> _Required work_:
Reproduce all of the data word for word.

> _Material for the task_:
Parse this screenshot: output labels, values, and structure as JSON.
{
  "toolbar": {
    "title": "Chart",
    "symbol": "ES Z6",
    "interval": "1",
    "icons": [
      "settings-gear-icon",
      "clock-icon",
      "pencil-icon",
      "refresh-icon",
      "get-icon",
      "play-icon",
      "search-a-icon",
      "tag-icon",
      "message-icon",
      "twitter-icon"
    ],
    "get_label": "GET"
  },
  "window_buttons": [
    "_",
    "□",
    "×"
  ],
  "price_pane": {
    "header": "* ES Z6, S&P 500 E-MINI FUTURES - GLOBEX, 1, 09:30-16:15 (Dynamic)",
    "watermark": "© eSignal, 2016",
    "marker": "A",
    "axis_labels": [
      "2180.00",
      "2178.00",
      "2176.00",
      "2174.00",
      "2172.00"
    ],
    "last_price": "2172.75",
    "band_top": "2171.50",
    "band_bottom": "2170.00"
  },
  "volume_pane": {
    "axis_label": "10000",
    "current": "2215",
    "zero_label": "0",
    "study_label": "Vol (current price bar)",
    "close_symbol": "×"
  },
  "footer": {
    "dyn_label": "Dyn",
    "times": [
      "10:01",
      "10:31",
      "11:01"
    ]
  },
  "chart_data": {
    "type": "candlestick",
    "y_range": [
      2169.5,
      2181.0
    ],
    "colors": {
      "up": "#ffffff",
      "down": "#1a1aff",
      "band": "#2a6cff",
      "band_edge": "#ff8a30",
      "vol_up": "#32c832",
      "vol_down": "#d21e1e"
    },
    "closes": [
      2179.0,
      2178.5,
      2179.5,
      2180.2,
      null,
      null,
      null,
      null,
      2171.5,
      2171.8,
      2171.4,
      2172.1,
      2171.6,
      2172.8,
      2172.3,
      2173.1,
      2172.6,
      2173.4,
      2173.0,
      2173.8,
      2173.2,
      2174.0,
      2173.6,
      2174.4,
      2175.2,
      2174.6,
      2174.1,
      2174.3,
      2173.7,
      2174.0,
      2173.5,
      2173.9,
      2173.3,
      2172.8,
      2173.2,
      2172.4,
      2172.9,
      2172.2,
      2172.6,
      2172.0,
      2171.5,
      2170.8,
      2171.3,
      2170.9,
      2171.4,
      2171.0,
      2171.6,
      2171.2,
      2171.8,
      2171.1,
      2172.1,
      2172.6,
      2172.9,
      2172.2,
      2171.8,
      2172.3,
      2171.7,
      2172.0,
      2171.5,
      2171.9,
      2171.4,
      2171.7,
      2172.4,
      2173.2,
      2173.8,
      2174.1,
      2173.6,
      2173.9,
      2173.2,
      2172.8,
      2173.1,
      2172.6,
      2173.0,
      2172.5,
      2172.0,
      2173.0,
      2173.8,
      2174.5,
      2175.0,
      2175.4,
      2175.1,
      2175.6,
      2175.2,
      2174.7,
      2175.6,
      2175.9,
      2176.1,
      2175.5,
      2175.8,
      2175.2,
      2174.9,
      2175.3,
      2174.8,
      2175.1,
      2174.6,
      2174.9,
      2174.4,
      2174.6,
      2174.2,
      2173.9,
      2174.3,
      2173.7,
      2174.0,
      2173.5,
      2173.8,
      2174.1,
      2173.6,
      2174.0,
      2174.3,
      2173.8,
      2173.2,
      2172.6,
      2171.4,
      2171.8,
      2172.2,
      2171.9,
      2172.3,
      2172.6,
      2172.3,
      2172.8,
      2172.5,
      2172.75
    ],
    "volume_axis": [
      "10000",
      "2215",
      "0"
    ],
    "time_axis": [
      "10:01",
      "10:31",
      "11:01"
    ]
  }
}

> _Answer section_:
Parse this screenshot: output labels, values, and structure as JSON.
{
  "toolbar": {
    "title": "Chart",
    "symbol": "ES Z6",
    "interval": "1",
    "icons": [
      "settings-gear-icon",
      "clock-icon",
      "pencil-icon",
      "refresh-icon",
      "get-icon",
      "play-icon",
      "search-a-icon",
      "tag-icon",
      "message-icon",
      "twitter-icon"
    ],
    "get_label": "GET"
  },
  "window_buttons": [
    "_",
    "□",
    "×"
  ],
  "price_pane": {
    "header": "* ES Z6, S&P 500 E-MINI FUTURES - GLOBEX, 1, 09:30-16:15 (Dynamic)",
    "watermark": "© eSignal, 2016",
    "marker": "A",
    "axis_labels": [
      "2180.00",
      "2178.00",
      "2176.00",
      "2174.00",
      "2172.00"
    ],
    "last_price": "2172.75",
    "band_top": "2171.50",
    "band_bottom": "2170.00"
  },
  "volume_pane": {
    "axis_label": "10000",
    "current": "2215",
    "zero_label": "0",
    "study_label": "Vol (current price bar)",
    "close_symbol": "×"
  },
  "footer": {
    "dyn_label": "Dyn",
    "times": [
      "10:01",
      "10:31",
      "11:01"
    ]
  },
  "chart_data": {
    "type": "candlestick",
    "y_range": [
      2169.5,
      2181.0
    ],
    "colors": {
      "up": "#ffffff",
      "down": "#1a1aff",
      "band": "#2a6cff",
      "band_edge": "#ff8a30",
      "vol_up": "#32c832",
      "vol_down": "#d21e1e"
    },
    "closes": [
      2179.0,
      2178.5,
      2179.5,
      2180.2,
      null,
      null,
      null,
      null,
      2171.5,
      2171.8,
      2171.4,
      2172.1,
      2171.6,
      2172.8,
      2172.3,
      2173.1,
      2172.6,
      2173.4,
      2173.0,
      2173.8,
      2173.2,
      2174.0,
      2173.6,
      2174.4,
      2175.2,
      2174.6,
      2174.1,
      2174.3,
      2173.7,
      2174.0,
      2173.5,
      2173.9,
      2173.3,
      2172.8,
      2173.2,
      2172.4,
      2172.9,
      2172.2,
      2172.6,
      2172.0,
      2171.5,
      2170.8,
      2171.3,
      2170.9,
      2171.4,
      2171.0,
      2171.6,
      2171.2,
      2171.8,
      2171.1,
      2172.1,
      2172.6,
      2172.9,
      2172.2,
      2171.8,
      2172.3,
      2171.7,
      2172.0,
      2171.5,
      2171.9,
      2171.4,
      2171.7,
      2172.4,
      2173.2,
      2173.8,
      2174.1,
      2173.6,
      2173.9,
      2173.2,
      2172.8,
      2173.1,
      2172.6,
      2173.0,
      2172.5,
      2172.0,
      2173.0,
      2173.8,
      2174.5,
      2175.0,
      2175.4,
      2175.1,
      2175.6,
      2175.2,
      2174.7,
      2175.6,
      2175.9,
      2176.1,
      2175.5,
      2175.8,
      2175.2,
      2174.9,
      2175.3,
      2174.8,
      2175.1,
      2174.6,
      2174.9,
      2174.4,
      2174.6,
      2174.2,
      2173.9,
      2174.3,
      2173.7,
      2174.0,
      2173.5,
      2173.8,
      2174.1,
      2173.6,
      2174.0,
      2174.3,
      2173.8,
      2173.2,
      2172.6,
      2171.4,
      2171.8,
      2172.2,
      2171.9,
      2172.3,
      2172.6,
      2172.3,
      2172.8,
      2172.5,
      2172.75
    ],
    "volume_axis": [
      "10000",
      "2215",
      "0"
    ],
    "time_axis": [
      "10:01",
      "10:31",
      "11:01"
    ]
  }
}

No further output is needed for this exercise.